▸ **Aim of the exercise**
If a line in the records below contains the word "ΠΑΡΑΣΚΕΥΗ", copy it out.

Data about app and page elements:
•••
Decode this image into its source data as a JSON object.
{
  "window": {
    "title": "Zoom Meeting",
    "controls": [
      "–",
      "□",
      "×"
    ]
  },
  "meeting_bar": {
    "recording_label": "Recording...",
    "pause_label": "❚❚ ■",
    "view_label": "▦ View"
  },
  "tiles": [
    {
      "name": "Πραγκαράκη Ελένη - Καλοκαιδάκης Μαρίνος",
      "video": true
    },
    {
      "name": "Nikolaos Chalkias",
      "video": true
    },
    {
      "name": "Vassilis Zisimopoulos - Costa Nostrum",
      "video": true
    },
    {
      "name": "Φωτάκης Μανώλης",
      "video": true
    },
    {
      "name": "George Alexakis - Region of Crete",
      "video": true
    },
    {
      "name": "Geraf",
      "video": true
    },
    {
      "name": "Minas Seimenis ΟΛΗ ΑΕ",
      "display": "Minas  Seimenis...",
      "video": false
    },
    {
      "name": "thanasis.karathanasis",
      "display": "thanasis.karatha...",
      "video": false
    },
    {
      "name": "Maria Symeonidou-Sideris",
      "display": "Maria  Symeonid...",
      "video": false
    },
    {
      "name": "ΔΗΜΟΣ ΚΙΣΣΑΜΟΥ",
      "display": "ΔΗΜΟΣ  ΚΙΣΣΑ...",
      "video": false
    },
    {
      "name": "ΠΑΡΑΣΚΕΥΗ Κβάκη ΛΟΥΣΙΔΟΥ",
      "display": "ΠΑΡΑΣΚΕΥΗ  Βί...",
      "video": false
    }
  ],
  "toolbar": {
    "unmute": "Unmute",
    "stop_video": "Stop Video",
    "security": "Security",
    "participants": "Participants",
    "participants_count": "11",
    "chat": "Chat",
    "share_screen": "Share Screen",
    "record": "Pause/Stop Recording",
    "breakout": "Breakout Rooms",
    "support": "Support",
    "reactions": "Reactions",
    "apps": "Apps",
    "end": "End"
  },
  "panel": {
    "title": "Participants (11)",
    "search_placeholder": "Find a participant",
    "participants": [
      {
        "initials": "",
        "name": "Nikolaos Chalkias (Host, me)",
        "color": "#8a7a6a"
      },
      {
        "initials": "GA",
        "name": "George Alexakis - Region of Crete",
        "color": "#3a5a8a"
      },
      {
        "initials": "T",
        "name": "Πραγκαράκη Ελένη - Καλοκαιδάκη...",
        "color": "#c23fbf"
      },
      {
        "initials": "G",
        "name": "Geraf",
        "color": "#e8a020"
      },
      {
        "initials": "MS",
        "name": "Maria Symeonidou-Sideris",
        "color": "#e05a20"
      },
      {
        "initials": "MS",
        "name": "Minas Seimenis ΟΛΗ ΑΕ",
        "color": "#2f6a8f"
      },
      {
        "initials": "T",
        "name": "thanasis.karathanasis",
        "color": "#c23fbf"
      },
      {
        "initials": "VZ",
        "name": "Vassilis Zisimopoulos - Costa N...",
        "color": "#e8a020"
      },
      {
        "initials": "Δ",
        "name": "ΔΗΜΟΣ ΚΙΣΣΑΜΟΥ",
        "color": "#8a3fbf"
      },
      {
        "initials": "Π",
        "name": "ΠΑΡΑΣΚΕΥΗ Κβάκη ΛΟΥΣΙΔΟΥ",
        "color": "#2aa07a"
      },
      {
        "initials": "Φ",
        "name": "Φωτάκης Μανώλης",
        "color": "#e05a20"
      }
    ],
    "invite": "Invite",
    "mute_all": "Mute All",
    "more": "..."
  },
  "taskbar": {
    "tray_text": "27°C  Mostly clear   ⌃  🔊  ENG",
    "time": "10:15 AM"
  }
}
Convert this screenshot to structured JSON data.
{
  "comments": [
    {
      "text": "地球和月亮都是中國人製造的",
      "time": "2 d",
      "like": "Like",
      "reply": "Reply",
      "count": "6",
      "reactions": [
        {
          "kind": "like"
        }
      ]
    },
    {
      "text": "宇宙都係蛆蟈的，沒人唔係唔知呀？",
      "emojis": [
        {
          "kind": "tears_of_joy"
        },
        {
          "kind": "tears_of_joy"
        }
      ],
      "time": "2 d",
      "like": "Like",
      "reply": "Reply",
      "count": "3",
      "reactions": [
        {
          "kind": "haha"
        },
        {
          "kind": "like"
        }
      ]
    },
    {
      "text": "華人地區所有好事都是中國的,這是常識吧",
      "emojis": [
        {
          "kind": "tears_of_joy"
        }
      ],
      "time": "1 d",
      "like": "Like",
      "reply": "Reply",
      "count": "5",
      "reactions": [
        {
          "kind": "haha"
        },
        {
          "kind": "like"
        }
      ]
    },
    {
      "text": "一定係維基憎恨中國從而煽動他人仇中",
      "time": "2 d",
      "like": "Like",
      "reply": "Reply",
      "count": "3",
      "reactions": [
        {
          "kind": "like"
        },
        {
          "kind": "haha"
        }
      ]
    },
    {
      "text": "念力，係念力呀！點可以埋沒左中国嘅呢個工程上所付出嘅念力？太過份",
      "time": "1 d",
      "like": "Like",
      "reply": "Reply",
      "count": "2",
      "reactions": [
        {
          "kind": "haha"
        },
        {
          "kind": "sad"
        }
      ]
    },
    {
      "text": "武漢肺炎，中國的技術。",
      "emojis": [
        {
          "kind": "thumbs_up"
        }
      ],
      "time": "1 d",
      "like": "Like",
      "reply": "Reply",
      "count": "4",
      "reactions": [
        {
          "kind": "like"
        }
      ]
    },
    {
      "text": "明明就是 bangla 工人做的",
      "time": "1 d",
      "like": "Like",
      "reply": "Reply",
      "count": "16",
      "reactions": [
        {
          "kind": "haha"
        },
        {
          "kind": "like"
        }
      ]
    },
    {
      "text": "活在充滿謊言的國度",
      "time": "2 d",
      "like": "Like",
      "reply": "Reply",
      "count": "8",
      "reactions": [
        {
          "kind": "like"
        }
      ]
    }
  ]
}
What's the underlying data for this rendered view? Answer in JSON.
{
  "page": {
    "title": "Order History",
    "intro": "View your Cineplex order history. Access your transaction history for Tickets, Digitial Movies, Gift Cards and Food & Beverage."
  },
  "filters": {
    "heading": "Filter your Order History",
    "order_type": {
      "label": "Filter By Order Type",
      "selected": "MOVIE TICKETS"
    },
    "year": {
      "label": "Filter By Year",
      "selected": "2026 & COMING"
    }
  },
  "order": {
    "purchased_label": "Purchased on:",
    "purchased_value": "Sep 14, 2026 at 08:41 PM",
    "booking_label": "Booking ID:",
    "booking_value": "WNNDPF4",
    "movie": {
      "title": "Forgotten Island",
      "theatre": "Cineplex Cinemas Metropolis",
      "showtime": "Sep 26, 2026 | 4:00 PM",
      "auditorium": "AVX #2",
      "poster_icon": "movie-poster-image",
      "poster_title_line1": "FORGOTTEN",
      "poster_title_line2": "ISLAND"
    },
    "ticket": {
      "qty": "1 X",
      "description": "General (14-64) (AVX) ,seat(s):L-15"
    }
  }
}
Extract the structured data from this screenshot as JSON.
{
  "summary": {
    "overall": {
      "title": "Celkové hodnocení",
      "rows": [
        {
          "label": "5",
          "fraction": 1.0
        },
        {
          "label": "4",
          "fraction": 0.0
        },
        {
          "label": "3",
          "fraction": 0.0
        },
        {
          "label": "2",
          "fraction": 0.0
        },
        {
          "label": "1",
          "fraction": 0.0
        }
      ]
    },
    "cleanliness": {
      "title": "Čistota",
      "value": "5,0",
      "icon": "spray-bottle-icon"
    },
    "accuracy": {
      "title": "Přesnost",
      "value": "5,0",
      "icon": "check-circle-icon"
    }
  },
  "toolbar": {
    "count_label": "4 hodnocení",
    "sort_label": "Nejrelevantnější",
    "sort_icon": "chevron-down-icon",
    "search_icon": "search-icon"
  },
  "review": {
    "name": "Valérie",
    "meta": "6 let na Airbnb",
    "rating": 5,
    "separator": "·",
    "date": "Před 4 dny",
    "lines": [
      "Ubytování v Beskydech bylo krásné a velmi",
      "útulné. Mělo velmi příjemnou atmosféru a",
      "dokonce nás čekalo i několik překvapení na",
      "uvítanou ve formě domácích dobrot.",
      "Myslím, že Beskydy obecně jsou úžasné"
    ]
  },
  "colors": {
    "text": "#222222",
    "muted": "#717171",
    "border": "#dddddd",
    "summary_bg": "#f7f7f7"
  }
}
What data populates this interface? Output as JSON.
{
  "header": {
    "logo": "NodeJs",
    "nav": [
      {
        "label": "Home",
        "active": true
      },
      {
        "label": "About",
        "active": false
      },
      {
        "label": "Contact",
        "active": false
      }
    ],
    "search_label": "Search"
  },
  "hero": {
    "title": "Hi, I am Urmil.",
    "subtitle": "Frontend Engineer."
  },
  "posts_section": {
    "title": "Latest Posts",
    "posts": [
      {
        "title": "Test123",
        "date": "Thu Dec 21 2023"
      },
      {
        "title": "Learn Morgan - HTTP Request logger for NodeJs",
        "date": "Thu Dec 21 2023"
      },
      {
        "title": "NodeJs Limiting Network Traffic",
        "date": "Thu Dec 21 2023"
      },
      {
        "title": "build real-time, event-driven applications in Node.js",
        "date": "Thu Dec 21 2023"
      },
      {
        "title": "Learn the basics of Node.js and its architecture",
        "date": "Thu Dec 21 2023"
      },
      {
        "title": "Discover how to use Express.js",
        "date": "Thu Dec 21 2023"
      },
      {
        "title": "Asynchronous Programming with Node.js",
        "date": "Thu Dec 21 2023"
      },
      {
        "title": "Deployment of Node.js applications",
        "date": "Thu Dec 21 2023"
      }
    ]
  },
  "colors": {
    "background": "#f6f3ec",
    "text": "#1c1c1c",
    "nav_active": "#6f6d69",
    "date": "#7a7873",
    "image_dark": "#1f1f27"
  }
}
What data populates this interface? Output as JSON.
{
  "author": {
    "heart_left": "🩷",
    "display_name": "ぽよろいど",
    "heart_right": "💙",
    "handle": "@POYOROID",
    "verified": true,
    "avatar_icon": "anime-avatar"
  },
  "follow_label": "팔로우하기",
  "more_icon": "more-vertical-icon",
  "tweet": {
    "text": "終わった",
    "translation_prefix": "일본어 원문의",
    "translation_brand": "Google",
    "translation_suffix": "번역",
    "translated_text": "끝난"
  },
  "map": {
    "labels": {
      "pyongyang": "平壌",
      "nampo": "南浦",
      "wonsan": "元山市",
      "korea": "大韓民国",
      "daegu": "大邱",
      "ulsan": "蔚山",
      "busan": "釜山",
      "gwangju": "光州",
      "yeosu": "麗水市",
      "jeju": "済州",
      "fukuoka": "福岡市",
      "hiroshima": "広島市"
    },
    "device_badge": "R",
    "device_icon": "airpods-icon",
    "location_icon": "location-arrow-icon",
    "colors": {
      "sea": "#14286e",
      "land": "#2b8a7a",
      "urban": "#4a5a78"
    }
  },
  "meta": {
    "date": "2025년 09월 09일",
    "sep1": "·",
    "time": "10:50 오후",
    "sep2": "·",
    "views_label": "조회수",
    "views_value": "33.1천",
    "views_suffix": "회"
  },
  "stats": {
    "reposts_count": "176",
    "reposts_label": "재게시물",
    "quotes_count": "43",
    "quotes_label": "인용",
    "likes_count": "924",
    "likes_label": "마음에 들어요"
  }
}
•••
▸ **Answer below**
      "name": "ΠΑΡΑΣΚΕΥΗ Κβάκη ΛΟΥΣΙΔΟΥ",
      "display": "ΠΑΡΑΣΚΕΥΗ  Βί...",
        "name": "ΠΑΡΑΣΚΕΥΗ Κβάκη ΛΟΥΣΙΔΟΥ",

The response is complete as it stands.